* _Excerpts from a dataset_
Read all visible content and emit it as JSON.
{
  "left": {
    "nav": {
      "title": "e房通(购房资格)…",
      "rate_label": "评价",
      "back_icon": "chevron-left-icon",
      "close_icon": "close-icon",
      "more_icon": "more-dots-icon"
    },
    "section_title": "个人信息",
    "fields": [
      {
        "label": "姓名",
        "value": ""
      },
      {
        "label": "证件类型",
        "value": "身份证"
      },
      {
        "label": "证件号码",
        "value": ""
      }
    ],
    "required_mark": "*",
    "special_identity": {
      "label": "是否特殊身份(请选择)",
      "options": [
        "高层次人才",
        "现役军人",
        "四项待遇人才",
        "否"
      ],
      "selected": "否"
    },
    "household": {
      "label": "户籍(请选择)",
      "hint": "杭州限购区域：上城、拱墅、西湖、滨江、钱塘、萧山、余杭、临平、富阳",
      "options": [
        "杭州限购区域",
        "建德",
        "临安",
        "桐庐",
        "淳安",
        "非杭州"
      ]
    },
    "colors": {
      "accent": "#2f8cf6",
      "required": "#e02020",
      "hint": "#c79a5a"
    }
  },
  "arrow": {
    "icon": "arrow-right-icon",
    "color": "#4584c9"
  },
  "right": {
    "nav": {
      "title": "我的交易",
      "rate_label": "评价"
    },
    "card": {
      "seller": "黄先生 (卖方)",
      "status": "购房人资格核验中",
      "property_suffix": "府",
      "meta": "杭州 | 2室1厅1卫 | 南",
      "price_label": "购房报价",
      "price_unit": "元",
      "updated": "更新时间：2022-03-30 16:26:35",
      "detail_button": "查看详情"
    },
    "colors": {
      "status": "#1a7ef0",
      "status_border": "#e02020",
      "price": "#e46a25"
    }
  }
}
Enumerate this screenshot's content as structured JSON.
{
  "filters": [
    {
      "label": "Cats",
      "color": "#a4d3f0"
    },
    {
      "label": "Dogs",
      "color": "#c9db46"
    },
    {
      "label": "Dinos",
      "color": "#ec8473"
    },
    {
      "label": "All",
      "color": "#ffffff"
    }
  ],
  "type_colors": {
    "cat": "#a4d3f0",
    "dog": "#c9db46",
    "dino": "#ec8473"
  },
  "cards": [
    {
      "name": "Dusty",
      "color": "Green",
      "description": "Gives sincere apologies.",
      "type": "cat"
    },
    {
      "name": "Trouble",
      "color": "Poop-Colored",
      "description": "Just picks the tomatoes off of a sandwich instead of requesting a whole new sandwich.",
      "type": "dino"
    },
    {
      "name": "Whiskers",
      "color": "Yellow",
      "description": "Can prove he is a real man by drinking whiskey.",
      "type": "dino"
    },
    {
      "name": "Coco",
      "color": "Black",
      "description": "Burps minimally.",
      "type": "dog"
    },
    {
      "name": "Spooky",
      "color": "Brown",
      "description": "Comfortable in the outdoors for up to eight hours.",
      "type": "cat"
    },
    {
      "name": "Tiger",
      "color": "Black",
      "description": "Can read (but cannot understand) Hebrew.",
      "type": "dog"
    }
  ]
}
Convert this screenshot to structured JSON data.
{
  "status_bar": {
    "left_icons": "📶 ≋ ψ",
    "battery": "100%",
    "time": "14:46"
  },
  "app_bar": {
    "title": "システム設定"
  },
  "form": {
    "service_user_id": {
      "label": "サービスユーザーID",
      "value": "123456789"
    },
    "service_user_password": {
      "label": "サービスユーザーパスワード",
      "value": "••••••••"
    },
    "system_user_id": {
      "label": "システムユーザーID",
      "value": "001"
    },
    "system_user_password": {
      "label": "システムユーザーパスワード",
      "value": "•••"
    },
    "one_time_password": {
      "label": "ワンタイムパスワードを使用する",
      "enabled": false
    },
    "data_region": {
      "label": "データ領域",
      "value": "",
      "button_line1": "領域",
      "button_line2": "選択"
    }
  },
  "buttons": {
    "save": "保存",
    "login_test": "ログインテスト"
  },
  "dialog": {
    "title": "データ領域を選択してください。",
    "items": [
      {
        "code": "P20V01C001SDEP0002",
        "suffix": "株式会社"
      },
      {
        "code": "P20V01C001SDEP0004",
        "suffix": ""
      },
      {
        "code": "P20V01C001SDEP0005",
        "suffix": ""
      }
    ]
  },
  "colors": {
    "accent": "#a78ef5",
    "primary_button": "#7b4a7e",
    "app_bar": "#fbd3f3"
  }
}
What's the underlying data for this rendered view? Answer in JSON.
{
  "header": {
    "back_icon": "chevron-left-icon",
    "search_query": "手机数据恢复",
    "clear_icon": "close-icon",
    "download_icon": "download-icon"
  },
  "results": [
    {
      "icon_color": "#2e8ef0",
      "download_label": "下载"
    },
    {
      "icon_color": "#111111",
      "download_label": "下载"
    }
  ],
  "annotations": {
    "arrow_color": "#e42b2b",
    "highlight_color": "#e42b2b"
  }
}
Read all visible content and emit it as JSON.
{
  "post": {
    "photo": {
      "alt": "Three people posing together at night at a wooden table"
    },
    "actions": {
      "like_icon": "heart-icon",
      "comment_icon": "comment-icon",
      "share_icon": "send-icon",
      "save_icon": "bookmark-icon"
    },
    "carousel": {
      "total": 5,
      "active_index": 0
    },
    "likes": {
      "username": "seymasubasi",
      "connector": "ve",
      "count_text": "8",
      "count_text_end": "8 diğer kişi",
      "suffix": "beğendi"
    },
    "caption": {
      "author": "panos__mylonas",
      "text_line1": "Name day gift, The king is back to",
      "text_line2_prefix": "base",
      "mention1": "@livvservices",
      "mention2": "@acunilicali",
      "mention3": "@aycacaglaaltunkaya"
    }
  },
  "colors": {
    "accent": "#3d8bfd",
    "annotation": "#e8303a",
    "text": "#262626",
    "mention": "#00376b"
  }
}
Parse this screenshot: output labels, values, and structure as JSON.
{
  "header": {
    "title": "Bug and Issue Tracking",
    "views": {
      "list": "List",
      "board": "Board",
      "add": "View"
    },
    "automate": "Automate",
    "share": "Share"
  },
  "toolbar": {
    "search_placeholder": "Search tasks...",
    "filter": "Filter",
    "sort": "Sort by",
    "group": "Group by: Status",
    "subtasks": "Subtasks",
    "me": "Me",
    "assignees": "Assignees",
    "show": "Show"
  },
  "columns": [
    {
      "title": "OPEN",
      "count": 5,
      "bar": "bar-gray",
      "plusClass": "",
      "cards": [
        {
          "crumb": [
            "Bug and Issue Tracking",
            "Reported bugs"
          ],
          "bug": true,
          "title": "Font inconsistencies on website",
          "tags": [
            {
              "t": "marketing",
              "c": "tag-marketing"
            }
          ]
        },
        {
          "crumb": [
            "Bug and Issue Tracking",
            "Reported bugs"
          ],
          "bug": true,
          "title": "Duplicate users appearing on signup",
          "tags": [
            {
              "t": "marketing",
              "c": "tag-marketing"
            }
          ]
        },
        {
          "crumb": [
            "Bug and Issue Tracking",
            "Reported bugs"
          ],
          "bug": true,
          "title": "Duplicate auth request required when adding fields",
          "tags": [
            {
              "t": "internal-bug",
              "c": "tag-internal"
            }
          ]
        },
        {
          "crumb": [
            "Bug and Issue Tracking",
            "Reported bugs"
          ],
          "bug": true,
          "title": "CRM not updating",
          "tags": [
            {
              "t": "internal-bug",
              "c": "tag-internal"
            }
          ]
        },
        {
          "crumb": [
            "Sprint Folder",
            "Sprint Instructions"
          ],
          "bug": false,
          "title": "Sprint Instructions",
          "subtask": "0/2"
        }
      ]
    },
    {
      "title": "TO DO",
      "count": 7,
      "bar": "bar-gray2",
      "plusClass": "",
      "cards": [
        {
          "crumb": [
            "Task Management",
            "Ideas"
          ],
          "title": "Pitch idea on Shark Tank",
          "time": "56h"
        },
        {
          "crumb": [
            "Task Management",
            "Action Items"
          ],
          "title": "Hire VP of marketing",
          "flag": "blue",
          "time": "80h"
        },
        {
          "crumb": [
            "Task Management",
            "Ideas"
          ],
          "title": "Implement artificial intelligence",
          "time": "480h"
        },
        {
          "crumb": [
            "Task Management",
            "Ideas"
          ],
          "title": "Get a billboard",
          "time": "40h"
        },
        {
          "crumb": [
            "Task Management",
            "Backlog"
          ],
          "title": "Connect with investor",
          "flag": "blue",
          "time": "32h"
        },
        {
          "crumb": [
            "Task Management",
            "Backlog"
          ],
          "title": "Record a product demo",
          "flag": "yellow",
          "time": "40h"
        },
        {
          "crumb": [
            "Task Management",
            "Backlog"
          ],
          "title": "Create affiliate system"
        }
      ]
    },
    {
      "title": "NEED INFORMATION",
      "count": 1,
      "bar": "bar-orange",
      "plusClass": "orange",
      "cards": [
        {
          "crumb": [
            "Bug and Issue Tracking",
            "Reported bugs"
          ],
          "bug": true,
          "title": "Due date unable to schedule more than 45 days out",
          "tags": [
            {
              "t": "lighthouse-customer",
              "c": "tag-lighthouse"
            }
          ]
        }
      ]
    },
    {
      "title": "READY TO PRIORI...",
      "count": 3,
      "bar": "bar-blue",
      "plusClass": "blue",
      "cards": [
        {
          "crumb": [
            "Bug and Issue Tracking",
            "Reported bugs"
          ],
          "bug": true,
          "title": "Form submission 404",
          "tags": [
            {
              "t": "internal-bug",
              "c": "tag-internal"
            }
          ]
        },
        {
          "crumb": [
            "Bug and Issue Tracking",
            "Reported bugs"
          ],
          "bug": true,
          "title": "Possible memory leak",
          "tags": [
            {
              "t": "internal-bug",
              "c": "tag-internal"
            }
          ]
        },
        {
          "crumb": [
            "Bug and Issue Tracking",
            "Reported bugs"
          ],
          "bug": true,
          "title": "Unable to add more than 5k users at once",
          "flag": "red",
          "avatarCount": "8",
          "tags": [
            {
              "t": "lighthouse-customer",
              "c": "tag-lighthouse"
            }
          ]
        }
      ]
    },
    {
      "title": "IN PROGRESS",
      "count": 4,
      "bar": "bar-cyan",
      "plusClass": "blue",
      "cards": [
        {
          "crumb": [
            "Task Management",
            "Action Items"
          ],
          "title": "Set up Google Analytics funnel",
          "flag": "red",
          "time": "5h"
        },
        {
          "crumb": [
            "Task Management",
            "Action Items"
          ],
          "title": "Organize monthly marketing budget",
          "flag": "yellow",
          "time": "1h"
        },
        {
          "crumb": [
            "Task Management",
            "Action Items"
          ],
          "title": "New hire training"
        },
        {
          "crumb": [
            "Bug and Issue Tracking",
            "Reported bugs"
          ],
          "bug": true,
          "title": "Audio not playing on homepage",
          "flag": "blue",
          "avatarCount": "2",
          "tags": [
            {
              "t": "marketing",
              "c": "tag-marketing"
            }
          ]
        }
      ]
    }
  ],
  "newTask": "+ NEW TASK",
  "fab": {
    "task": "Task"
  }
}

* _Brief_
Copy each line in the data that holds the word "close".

* _Answer to this exercise_
      "close_icon": "close-icon",
    "clear_icon": "close-icon",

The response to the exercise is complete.